> **What to work on**: This exercise calls for every record to be returned exactly, with pictures removed.

□ □ □ □ □ □ □

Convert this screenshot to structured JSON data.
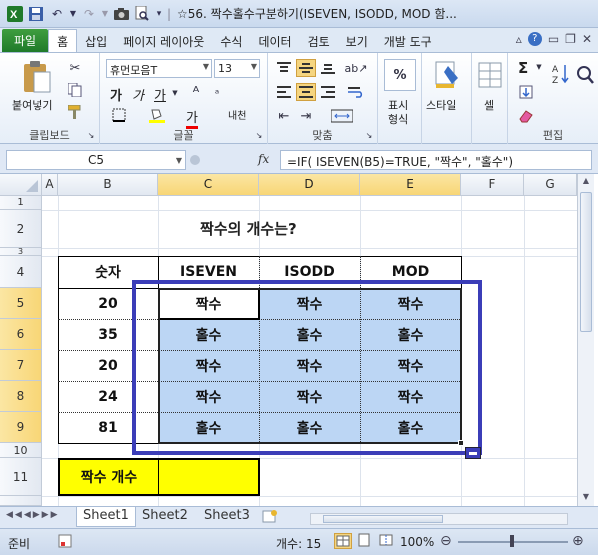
{
  "window": {
    "title": "☆56. 짝수홀수구분하기(ISEVEN, ISODD, MOD 함..."
  },
  "tabs": [
    "파일",
    "홈",
    "삽입",
    "페이지 레이아웃",
    "수식",
    "데이터",
    "검토",
    "보기",
    "개발 도구"
  ],
  "ribbon": {
    "clipboard": {
      "label": "클립보드",
      "paste": "붙여넣기"
    },
    "font": {
      "label": "글꼴",
      "name": "휴먼모음T",
      "size": "13",
      "bold": "가",
      "italic": "가",
      "underline": "가",
      "fontcolor": "가",
      "phonetic": "내천"
    },
    "align": {
      "label": "맞춤"
    },
    "number": {
      "label": "표시 형식",
      "line1": "표시",
      "line2": "형식",
      "percent": "%"
    },
    "style": {
      "label": "스타일"
    },
    "cells": {
      "label": "셀"
    },
    "edit": {
      "label": "편집",
      "sigma": "Σ"
    }
  },
  "formula_bar": {
    "name_box": "C5",
    "fx": "fx",
    "formula": "=IF( ISEVEN(B5)=TRUE, \"짝수\", \"홀수\")"
  },
  "columns": [
    "A",
    "B",
    "C",
    "D",
    "E",
    "F",
    "G"
  ],
  "rows": [
    "1",
    "2",
    "3",
    "4",
    "5",
    "6",
    "7",
    "8",
    "9",
    "10",
    "11"
  ],
  "sheet": {
    "title": "짝수의  개수는?",
    "headers": [
      "숫자",
      "ISEVEN",
      "ISODD",
      "MOD"
    ],
    "data": [
      {
        "num": "20",
        "iseven": "짝수",
        "isodd": "짝수",
        "mod": "짝수"
      },
      {
        "num": "35",
        "iseven": "홀수",
        "isodd": "홀수",
        "mod": "홀수"
      },
      {
        "num": "20",
        "iseven": "짝수",
        "isodd": "짝수",
        "mod": "짝수"
      },
      {
        "num": "24",
        "iseven": "짝수",
        "isodd": "짝수",
        "mod": "짝수"
      },
      {
        "num": "81",
        "iseven": "홀수",
        "isodd": "홀수",
        "mod": "홀수"
      }
    ],
    "count_label": "짝수  개수",
    "count_value": ""
  },
  "sheet_tabs": [
    "Sheet1",
    "Sheet2",
    "Sheet3"
  ],
  "status": {
    "ready": "준비",
    "count": "개수: 15",
    "zoom": "100%"
  },
  "colors": {
    "selection_fill": "#bcd6f4",
    "highlight_box": "#3b3db8",
    "count_fill": "#ffff00",
    "file_tab": "#2a8a34"
  }
}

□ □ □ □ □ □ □

> **Task solution**:
Convert this screenshot to structured JSON data.
{
  "window": {
    "title": "☆56. 짝수홀수구분하기(ISEVEN, ISODD, MOD 함..."
  },
  "tabs": [
    "파일",
    "홈",
    "삽입",
    "페이지 레이아웃",
    "수식",
    "데이터",
    "검토",
    "보기",
    "개발 도구"
  ],
  "ribbon": {
    "clipboard": {
      "label": "클립보드",
      "paste": "붙여넣기"
    },
    "font": {
      "label": "글꼴",
      "name": "휴먼모음T",
      "size": "13",
      "bold": "가",
      "italic": "가",
      "underline": "가",
      "fontcolor": "가",
      "phonetic": "내천"
    },
    "align": {
      "label": "맞춤"
    },
    "number": {
      "label": "표시 형식",
      "line1": "표시",
      "line2": "형식",
      "percent": "%"
    },
    "style": {
      "label": "스타일"
    },
    "cells": {
      "label": "셀"
    },
    "edit": {
      "label": "편집",
      "sigma": "Σ"
    }
  },
  "formula_bar": {
    "name_box": "C5",
    "fx": "fx",
    "formula": "=IF( ISEVEN(B5)=TRUE, \"짝수\", \"홀수\")"
  },
  "columns": [
    "A",
    "B",
    "C",
    "D",
    "E",
    "F",
    "G"
  ],
  "rows": [
    "1",
    "2",
    "3",
    "4",
    "5",
    "6",
    "7",
    "8",
    "9",
    "10",
    "11"
  ],
  "sheet": {
    "title": "짝수의  개수는?",
    "headers": [
      "숫자",
      "ISEVEN",
      "ISODD",
      "MOD"
    ],
    "data": [
      {
        "num": "20",
        "iseven": "짝수",
        "isodd": "짝수",
        "mod": "짝수"
      },
      {
        "num": "35",
        "iseven": "홀수",
        "isodd": "홀수",
        "mod": "홀수"
      },
      {
        "num": "20",
        "iseven": "짝수",
        "isodd": "짝수",
        "mod": "짝수"
      },
      {
        "num": "24",
        "iseven": "짝수",
        "isodd": "짝수",
        "mod": "짝수"
      },
      {
        "num": "81",
        "iseven": "홀수",
        "isodd": "홀수",
        "mod": "홀수"
      }
    ],
    "count_label": "짝수  개수",
    "count_value": ""
  },
  "sheet_tabs": [
    "Sheet1",
    "Sheet2",
    "Sheet3"
  ],
  "status": {
    "ready": "준비",
    "count": "개수: 15",
    "zoom": "100%"
  },
  "colors": {
    "selection_fill": "#bcd6f4",
    "highlight_box": "#3b3db8",
    "count_fill": "#ffff00",
    "file_tab": "#2a8a34"
  }
}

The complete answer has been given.